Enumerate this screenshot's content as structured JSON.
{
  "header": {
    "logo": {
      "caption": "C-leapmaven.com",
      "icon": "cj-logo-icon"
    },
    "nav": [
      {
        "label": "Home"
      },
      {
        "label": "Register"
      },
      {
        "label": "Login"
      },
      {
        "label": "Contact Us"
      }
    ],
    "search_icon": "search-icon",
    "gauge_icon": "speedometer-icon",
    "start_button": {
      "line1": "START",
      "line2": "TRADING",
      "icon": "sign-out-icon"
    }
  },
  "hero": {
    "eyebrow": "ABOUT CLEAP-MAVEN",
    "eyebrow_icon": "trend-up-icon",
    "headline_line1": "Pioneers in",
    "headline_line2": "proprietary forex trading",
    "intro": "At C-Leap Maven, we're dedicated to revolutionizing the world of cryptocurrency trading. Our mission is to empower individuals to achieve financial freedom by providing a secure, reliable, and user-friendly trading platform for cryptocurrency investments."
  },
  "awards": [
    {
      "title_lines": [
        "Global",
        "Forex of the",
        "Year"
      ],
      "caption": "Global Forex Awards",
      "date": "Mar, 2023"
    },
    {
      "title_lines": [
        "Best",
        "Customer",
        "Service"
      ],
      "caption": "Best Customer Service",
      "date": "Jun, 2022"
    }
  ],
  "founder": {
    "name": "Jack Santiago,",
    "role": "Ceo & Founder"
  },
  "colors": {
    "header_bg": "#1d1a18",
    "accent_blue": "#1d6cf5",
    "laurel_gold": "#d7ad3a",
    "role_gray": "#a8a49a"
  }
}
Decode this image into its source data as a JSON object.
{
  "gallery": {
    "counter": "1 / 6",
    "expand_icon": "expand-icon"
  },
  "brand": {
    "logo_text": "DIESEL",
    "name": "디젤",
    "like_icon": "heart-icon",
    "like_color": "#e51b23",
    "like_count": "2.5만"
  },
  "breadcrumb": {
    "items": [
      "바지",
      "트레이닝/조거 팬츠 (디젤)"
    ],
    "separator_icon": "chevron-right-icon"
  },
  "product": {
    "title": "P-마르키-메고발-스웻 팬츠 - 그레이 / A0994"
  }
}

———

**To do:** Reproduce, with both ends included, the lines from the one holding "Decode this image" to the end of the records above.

**Answer section:**
Decode this image into its source data as a JSON object.
{
  "gallery": {
    "counter": "1 / 6",
    "expand_icon": "expand-icon"
  },
  "brand": {
    "logo_text": "DIESEL",
    "name": "디젤",
    "like_icon": "heart-icon",
    "like_color": "#e51b23",
    "like_count": "2.5만"
  },
  "breadcrumb": {
    "items": [
      "바지",
      "트레이닝/조거 팬츠 (디젤)"
    ],
    "separator_icon": "chevron-right-icon"
  },
  "product": {
    "title": "P-마르키-메고발-스웻 팬츠 - 그레이 / A0994"
  }
}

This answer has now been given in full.